[Start of section]

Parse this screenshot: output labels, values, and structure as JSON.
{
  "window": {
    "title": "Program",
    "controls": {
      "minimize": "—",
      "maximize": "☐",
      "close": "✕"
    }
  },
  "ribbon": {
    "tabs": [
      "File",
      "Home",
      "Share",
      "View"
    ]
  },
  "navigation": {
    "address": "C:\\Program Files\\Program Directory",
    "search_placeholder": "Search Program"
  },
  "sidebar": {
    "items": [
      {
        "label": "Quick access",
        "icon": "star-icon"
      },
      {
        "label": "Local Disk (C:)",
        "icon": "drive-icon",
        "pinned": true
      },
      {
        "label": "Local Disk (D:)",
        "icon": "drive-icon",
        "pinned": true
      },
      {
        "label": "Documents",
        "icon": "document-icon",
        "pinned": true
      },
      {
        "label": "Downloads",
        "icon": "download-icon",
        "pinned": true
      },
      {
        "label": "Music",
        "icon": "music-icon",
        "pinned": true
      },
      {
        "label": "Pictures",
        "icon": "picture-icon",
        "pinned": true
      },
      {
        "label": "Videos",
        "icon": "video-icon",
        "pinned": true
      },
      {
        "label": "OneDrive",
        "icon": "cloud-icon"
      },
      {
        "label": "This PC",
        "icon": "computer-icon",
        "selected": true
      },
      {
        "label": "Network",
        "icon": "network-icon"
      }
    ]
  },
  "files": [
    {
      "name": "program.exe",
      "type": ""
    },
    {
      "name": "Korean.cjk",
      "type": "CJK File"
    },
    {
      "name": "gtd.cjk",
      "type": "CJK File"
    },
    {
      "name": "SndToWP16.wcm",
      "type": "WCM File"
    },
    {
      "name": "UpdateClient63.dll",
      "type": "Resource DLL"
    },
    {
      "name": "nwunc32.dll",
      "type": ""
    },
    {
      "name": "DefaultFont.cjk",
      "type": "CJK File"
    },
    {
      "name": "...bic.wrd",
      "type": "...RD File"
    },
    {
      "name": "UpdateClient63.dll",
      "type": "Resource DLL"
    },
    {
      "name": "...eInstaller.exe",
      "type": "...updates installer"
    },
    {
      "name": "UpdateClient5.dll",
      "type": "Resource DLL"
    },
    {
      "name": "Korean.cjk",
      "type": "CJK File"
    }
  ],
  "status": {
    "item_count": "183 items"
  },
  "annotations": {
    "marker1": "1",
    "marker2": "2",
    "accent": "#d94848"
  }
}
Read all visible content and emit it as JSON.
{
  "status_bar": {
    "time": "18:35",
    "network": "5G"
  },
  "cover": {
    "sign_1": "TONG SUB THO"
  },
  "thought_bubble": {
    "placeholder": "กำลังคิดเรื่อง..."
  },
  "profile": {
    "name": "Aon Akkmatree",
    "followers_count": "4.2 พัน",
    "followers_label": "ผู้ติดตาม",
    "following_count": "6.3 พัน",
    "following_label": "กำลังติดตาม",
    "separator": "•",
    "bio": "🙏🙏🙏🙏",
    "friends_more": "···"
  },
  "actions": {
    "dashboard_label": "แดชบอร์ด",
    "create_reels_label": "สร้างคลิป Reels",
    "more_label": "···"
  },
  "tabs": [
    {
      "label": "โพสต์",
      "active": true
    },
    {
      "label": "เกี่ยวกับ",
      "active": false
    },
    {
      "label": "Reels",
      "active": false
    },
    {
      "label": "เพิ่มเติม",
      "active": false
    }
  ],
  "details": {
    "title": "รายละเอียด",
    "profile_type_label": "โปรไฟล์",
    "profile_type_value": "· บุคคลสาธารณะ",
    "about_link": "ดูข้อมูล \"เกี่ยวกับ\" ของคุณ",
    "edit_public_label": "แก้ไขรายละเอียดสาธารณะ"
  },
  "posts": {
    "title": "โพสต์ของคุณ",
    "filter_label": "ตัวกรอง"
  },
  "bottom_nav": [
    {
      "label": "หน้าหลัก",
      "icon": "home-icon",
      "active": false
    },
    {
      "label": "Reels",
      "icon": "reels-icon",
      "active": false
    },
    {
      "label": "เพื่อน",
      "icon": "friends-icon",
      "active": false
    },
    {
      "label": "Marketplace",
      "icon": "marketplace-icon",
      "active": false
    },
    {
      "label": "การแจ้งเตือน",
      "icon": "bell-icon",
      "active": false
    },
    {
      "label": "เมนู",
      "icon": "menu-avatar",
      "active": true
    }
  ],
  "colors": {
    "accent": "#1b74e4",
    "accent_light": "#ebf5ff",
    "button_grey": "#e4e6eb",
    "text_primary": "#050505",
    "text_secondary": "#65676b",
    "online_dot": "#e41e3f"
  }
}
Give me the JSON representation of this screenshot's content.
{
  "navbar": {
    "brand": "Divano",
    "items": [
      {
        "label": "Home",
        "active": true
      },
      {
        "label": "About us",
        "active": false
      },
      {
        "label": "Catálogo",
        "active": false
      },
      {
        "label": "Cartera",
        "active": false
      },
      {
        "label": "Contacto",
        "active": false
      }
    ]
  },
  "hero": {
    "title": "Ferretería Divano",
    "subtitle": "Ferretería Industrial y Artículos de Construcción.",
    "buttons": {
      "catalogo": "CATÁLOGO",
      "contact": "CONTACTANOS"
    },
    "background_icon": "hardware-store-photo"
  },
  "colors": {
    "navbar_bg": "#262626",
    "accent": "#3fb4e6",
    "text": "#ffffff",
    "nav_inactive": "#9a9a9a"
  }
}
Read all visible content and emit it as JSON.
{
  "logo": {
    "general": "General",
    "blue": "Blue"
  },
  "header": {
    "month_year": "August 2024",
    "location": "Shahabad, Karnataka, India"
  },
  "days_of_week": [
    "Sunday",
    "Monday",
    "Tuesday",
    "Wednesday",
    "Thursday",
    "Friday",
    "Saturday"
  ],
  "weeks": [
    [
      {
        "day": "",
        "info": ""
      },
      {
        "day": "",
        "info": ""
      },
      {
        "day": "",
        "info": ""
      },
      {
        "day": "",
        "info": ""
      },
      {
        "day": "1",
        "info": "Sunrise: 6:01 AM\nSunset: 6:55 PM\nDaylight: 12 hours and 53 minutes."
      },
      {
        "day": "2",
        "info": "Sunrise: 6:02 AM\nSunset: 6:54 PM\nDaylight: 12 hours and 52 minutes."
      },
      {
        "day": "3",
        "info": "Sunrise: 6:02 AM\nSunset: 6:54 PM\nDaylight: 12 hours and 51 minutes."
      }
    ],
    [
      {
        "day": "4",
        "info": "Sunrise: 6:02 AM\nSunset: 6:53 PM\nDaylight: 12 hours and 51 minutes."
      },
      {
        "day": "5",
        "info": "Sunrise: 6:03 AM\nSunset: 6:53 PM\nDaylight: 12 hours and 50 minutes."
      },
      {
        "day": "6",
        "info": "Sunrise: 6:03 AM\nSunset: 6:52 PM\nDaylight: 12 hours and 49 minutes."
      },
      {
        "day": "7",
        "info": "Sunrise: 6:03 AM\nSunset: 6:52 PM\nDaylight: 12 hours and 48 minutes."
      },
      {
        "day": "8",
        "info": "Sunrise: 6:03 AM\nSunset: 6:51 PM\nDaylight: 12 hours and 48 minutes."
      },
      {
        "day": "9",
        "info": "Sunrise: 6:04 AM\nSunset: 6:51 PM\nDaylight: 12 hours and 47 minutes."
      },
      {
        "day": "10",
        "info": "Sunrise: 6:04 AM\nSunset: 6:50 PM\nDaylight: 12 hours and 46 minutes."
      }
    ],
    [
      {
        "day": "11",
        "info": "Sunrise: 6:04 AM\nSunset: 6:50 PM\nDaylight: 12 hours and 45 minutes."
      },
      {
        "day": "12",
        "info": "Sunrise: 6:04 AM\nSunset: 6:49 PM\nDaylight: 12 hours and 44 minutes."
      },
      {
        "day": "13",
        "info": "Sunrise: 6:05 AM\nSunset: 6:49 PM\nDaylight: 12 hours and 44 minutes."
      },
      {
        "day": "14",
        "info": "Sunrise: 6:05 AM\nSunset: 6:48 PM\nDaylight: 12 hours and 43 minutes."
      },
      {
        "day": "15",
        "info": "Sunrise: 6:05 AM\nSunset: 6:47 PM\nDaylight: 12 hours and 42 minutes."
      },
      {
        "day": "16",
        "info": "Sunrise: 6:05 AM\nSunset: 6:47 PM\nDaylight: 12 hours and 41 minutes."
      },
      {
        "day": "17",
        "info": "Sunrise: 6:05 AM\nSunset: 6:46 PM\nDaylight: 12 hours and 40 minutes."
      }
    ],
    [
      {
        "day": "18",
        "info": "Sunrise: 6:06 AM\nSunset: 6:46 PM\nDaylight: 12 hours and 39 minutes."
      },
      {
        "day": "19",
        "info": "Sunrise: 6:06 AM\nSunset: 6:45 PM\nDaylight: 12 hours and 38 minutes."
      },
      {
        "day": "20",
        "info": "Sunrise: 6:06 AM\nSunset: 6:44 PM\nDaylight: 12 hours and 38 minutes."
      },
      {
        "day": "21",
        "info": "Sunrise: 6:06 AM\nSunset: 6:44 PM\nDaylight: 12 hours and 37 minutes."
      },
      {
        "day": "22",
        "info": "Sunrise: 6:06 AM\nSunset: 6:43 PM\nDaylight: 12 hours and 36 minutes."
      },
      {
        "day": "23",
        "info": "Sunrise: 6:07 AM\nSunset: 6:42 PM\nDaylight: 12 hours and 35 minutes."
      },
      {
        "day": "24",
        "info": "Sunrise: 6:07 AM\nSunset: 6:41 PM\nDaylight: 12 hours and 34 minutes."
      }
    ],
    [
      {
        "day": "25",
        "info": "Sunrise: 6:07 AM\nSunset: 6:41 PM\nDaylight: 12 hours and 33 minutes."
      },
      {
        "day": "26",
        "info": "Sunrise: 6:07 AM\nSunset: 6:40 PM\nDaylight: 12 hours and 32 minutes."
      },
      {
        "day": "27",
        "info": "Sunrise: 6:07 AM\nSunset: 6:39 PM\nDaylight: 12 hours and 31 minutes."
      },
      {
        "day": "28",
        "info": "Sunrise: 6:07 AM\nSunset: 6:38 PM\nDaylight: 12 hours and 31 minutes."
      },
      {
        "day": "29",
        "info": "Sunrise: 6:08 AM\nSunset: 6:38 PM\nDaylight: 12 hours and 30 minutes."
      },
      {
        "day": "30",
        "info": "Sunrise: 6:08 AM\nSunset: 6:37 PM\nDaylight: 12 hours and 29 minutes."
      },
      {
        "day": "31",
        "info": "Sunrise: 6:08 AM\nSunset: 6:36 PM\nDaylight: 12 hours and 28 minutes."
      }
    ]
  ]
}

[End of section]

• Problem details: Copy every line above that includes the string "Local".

• Expected answer:
        "label": "Local Disk (C:)",
        "label": "Local Disk (D:)",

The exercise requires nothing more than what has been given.